management of people
The group’s research interests lie at the intersection of management, organization and society. We study and teach how management takes place in private and public organizations, how managing is organized and how this organization is informed by, and sustains, society. We adhere to the principles of critical scholarship that is both reflexive and constructive in exploring and suggesting new and sustainable ways of organizing our work lives and social relationships.

Our group focuses on three research areas. One area is the way people and other actors organize through communicating with one another and with external stakeholders, including the ways in which this communication is shaped by existing structures, power relations, resources and expectations. Another area is the development of conceptual and empirical tools that allow us to grasp the richness and ambiguity of the many phenomena that together constitute management, organization and society. A further research area pertains to how organizations manage people at work, from a multiple stakeholder perspective. This includes human resource management, both in domestic and international settings, frontline management, employee relations and performance management. In our work we aim at contributing to theory development, conducting rigorous empirical analyses, and providing solid research-based advice to practitioners.

The group members’ current research interests address for example:
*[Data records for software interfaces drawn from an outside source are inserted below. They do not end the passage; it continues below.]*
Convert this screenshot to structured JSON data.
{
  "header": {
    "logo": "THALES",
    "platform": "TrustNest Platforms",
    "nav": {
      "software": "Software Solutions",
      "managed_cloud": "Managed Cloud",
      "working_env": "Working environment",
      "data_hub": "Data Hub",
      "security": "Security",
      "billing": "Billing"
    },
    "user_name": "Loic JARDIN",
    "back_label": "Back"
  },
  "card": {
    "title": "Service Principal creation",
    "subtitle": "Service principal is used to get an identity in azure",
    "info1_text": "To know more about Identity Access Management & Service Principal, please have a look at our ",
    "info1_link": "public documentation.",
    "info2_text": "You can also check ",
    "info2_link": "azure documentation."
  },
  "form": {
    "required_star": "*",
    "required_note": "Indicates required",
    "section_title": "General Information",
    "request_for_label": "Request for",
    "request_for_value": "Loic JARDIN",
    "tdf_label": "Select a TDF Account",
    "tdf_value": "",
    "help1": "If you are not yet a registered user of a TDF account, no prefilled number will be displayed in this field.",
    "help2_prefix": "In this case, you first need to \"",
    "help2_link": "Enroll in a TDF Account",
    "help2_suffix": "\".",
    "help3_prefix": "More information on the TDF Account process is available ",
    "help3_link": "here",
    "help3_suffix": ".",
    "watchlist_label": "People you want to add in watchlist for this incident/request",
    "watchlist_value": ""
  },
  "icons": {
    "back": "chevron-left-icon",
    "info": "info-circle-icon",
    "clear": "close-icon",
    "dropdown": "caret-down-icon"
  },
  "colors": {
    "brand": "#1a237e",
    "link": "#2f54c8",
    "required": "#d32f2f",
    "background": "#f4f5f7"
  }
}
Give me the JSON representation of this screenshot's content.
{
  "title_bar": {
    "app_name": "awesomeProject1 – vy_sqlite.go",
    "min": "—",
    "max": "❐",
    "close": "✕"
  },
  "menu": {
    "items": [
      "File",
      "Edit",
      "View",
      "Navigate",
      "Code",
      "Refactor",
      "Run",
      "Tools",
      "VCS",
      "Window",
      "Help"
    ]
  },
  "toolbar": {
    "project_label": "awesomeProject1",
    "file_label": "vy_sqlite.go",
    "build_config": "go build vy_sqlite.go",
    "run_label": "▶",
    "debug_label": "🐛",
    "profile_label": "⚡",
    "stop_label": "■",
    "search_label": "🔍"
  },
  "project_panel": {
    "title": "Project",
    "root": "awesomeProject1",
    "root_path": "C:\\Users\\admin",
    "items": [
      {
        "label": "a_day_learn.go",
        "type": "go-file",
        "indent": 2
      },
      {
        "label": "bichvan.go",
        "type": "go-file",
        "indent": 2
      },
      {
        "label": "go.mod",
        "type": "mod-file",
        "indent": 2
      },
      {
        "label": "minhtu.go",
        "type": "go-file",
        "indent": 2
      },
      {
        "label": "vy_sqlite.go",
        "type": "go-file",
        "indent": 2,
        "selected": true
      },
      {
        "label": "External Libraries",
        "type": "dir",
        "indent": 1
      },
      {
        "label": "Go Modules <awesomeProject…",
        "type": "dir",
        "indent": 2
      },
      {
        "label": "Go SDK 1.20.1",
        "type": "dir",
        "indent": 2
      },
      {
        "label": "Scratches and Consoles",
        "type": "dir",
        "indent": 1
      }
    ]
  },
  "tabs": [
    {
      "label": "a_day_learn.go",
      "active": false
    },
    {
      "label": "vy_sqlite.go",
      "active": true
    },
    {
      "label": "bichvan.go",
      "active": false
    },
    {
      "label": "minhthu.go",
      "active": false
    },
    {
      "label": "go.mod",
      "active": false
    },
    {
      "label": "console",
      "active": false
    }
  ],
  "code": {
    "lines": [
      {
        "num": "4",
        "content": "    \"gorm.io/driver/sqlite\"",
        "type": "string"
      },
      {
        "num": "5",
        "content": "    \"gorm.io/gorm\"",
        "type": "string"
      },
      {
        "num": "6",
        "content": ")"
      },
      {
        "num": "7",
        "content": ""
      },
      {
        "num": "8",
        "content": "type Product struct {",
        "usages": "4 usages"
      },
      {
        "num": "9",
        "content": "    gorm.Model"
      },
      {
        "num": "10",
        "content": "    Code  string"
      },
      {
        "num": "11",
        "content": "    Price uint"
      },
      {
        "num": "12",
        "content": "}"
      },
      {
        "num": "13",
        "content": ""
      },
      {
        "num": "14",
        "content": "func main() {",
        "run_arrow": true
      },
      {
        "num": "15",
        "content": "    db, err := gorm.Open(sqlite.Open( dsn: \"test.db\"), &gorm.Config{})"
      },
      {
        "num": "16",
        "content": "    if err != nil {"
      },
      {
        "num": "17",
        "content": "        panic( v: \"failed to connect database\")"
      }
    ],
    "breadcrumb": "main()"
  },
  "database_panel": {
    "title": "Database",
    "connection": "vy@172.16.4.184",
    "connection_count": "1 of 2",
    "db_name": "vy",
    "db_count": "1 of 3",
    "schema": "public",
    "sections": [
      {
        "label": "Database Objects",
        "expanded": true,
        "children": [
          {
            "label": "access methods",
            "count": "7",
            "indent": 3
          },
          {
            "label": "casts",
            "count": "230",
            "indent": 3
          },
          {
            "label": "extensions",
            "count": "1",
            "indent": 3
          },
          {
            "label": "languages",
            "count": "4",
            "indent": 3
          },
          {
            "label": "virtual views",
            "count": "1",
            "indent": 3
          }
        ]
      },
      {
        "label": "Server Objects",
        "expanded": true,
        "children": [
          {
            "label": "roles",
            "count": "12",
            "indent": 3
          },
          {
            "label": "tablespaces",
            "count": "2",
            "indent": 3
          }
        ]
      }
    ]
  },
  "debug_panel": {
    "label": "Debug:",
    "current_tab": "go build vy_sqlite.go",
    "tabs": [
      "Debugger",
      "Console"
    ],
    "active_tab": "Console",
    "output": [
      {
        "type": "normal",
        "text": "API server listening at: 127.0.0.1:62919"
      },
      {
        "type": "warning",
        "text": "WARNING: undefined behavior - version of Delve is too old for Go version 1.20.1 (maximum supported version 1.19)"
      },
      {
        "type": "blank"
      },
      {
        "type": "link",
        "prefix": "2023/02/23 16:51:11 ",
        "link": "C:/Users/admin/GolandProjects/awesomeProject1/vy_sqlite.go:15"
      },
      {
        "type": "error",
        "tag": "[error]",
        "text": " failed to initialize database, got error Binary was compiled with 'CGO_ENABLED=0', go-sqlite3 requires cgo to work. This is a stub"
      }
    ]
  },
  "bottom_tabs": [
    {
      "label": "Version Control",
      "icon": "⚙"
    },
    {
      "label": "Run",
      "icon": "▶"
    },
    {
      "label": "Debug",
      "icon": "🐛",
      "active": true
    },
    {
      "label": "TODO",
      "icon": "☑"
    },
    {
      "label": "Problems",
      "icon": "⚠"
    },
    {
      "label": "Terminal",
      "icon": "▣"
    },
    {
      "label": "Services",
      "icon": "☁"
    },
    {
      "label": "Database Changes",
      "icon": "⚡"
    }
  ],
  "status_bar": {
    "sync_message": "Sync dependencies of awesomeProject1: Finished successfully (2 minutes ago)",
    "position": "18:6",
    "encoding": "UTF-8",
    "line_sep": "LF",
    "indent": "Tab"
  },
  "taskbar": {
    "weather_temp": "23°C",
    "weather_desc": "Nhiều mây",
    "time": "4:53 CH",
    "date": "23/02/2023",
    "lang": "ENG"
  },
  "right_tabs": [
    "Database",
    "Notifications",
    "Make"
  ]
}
• Alternative Forms of Organizing
• Change in public organizations
• Cognitive appraisal
• Communicational constitution of organization
• Control and resistance in organizations
• Digital technology and work
• Expatriate management
• Front line management
• Information and Communication Technologies
• Institution theory
• International Human Resource Management
• Lean organization
• Managing sport and business
• Organizational identification
• Process theory
• Workplace health management
• Work stressor-performance relationship
• Data-driven Human Resource Management